My mom’s boyfriend Joe and I are totally sympatico when it comes to food – our love of it and of cooking it and discovering new things has created something that we bonded over, so we’re always cooking for each other. We go over their place, they come over here – a back and forth dance that seems to just get better and better. So when they called up and invited us over for homemade pierogies? You didn’t have to ask us twice.
This recipe? Is a keeper, folks. It’s been a month since pierogie night and my mother is still going on and on about the pierogie dough, how nice it was to work with, etc. I’m not kidding. We’ve already told her to go and marry the dough already if she loves it so much. I can vouch that the dough was what made these pierogies. So if you’ve had problems making pierogies before because of crappy dough, give it a try again – with this recipe.
He made a few different fillings – potato/cheese, potato/sauerkraut, and my personal favorite, the kielbasa/sauerkraut pierogie.
They fried them up in butter with onions – and OMFG. best pierogies I’ve had in years. They served them up with an Italian pork roast and a broccoli-cheddar casserole.

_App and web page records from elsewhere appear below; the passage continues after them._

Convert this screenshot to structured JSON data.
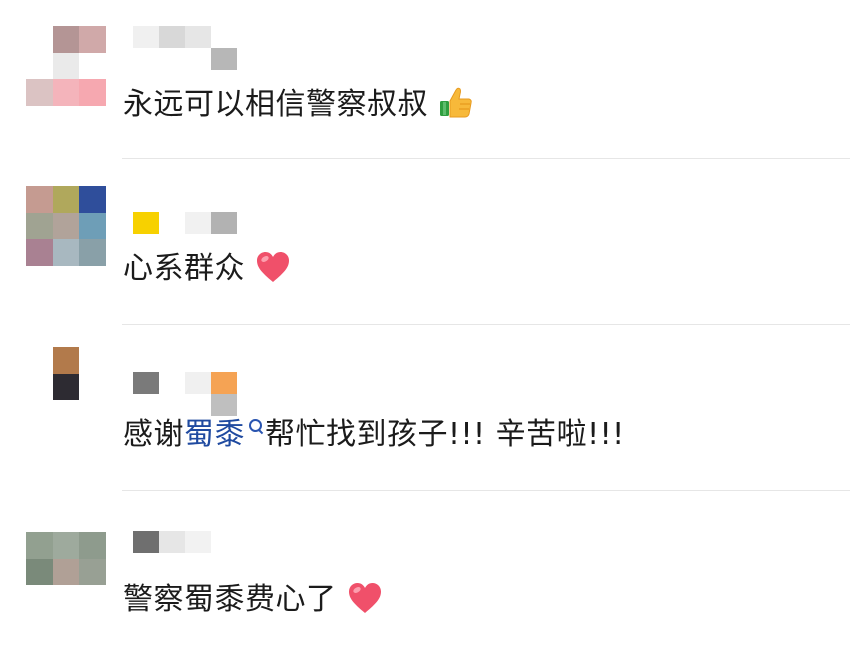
{
  "comments": [
    {
      "text": "永远可以相信警察叔叔",
      "emoji": "thumbs-up-icon",
      "avatar_colors": [
        "#ffffff",
        "#b49595",
        "#d0a9a9",
        "#ffffff",
        "#eaeaea",
        "#ffffff",
        "#dbc3c3",
        "#f4b4bb",
        "#f6a8b0"
      ],
      "nick_colors": [
        "#f0f0f0",
        "#d8d8d8",
        "#e6e6e6",
        "#ffffff",
        "#b7b7b7"
      ]
    },
    {
      "text": "心系群众",
      "emoji": "red-heart-icon",
      "avatar_colors": [
        "#c59b91",
        "#b0a85c",
        "#2f4e9b",
        "#a0a392",
        "#b1a39a",
        "#6e9eb7",
        "#a98192",
        "#a8b8c0",
        "#89a0a8"
      ],
      "nick_colors": [
        "#f7d100",
        "#ffffff",
        "#f1f1f1",
        "#b2b2b2",
        "#ffffff"
      ]
    },
    {
      "text_before": "感谢",
      "link_text": "蜀黍",
      "text_after": "帮忙找到孩子!!! 辛苦啦!!!",
      "avatar_colors": [
        "#ffffff",
        "#b27a4b",
        "#ffffff",
        "#ffffff",
        "#2d2b32",
        "#ffffff",
        "#ffffff",
        "#ffffff",
        "#ffffff"
      ],
      "nick_colors": [
        "#7a7a7a",
        "#ffffff",
        "#f0f0f0",
        "#f5a354",
        "#bfbfbf"
      ]
    },
    {
      "text": "警察蜀黍费心了",
      "emoji": "red-heart-icon",
      "avatar_colors": [
        "#92a090",
        "#9eaa9d",
        "#8e9b8d",
        "#7a8a7a",
        "#b0a096",
        "#98a094",
        "#ffffff",
        "#ffffff",
        "#ffffff"
      ],
      "nick_colors": [
        "#6f6f6f",
        "#e6e6e6",
        "#f2f2f2",
        "#ffffff",
        "#ffffff"
      ]
    }
  ]
}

So to say that this is a family favorite would be the understatement of the year; which is exactly why I’m submitting it to Joelen’s Read Watch & Eat with Family Favorites event, which asks us to post about a family favorite recipe.
Homemade Pittsburgh Pierogies with Sour Cream
recipe courtesy About.com
2 cups flour, plus extra for kneading and rolling dough
1/2 teaspoon salt
1 large egg
1/2 cup sour cream, plus extra to serve with the pierogi
1/4 cup butter, softened and cut into small pieces
butter and onions for sauteing
ingredients for filling of your choice (potato & cheese filling recipe below)
To prepare the pierogi dough, mix together the flour and salt. Beat the egg, then add all at once to the flour mixture. Add the 1/2 cup sour cream and the softened butter pieces and work until the dough loses most of its stickiness (about 5-7 minutes). You can use a food processor with a dough hook for this, but be careful not to overbeat. Wrap the dough in plastic and refrigerate for 20-30 minutes or overnight; the dough can be kept in the refrigerator for up to 2 days.
Prepare the Pierogies
Roll the pierogi dough on a floured board or countertop until 1/8″ thick. Cut circles of dough (2″ for small pierogies and 3-3 1/2″ for large pierogies) with a cookie cutter or drinking glass. Place a small ball of filling (about a tablespoon) on each dough round and fold the dough over, forming a semi-circle. Press the edges together with the tines of a fork.
Boil the pierogies a few at a time in a large pot of water. They are done when they float to the top (about 8-10 minutes). Rinse in cool water and let dry.
Saute chopped onions in butter in a large pan until onions are soft. Then add pierogies and pan fry until lightly crispy. Serve with a side of sour cream for a true Pittsburgh pierogi meal.
Homemade Pierogi Tips:
If you are having a hard time getting the edges to stick together, you may have too much flour in the dough. Add a little water to help get a good seal.
If you don’t want to cook all of the pierogies right away, you can refrigerate them (uncooked) for several days or freeze them for up to several months.
You can fill pierogies with pretty much anything you want, though potato and cheese is the most common (recipe below). Sweet pierogies are often filled with a prune mixture.
Potato, Cheese & Onion Filling: Peel and boil 5 lbs of potatoes until soft. Red potatoes are especially good for this. While the potatoes are boiling, finely chop 1 large onion and saute in butter until soft and translucent. Mash the potatoes with the sauted onions and 8oz of grated cheddar cheese, adding salt and pepper to taste. You can also add some fresh parsley, bacon bits, or other enhancements if you desire. Let the potato mixture cool and then form into 1″ balls.